- TASK STATEMENT -
Using the material below, state how many of its lines contain the string "title", with no other words.
= = = = = = =
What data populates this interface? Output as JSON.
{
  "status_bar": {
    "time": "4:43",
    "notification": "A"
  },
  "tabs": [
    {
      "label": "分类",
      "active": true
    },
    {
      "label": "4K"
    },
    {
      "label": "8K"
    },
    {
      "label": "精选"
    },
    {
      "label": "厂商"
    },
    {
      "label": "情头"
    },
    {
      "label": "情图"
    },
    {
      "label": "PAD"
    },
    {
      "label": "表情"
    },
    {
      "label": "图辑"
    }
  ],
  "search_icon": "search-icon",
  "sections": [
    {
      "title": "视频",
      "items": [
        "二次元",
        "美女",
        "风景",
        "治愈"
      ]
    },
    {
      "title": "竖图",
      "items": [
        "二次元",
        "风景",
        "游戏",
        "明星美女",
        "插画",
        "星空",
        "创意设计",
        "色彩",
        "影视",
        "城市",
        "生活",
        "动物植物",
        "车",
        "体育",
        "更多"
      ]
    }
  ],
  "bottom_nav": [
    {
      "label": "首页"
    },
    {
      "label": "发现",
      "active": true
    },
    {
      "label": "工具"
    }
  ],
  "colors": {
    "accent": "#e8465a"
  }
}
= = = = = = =
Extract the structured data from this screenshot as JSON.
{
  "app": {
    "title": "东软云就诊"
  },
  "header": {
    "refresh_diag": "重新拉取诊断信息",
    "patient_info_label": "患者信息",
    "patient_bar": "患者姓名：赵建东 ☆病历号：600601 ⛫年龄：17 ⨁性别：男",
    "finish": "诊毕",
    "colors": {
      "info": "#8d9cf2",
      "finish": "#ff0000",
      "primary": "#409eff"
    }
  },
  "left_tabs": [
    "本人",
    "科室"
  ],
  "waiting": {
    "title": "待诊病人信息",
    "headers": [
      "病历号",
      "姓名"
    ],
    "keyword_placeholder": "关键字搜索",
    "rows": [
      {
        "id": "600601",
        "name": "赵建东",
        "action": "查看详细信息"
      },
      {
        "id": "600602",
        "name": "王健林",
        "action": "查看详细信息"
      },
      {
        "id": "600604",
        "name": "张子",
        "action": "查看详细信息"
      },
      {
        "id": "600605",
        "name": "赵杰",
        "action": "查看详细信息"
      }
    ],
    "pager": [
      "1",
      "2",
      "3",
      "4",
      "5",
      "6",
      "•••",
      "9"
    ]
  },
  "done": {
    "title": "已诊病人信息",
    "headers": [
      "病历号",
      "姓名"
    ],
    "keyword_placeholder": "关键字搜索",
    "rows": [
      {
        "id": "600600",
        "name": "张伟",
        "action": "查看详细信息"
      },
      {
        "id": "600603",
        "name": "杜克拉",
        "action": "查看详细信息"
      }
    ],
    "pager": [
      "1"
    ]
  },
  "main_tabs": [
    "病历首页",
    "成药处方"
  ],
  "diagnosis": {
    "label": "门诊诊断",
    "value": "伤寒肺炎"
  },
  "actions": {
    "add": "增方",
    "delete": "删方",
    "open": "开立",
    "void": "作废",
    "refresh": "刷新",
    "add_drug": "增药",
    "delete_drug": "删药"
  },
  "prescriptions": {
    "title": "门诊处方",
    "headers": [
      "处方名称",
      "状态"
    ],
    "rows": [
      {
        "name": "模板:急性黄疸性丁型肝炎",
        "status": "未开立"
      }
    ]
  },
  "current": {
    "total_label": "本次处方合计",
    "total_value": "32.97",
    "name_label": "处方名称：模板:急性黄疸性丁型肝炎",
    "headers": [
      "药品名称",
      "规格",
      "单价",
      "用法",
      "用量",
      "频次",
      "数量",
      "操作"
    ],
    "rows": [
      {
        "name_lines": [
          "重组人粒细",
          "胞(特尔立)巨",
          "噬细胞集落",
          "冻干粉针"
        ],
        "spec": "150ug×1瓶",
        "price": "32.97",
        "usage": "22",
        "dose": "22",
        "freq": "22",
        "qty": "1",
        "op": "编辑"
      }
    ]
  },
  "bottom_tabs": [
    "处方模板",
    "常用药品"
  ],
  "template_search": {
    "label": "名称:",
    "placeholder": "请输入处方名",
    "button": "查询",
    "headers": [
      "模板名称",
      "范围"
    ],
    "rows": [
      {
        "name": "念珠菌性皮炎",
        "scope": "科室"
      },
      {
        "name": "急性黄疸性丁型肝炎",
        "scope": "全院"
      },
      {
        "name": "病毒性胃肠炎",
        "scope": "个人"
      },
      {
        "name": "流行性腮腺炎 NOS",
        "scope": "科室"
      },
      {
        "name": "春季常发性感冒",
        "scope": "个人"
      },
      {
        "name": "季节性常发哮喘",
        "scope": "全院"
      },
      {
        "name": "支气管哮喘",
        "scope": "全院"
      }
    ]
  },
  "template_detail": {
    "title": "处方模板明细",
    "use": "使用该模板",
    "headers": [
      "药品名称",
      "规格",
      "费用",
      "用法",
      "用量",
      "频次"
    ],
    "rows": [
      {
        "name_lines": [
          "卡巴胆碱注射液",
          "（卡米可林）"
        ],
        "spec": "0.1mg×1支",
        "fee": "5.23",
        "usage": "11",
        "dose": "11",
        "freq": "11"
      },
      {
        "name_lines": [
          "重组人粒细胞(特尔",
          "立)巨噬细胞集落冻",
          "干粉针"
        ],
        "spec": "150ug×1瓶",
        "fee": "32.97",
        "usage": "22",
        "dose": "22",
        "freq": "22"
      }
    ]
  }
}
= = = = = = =
- PROBLEM SOLUTION -
7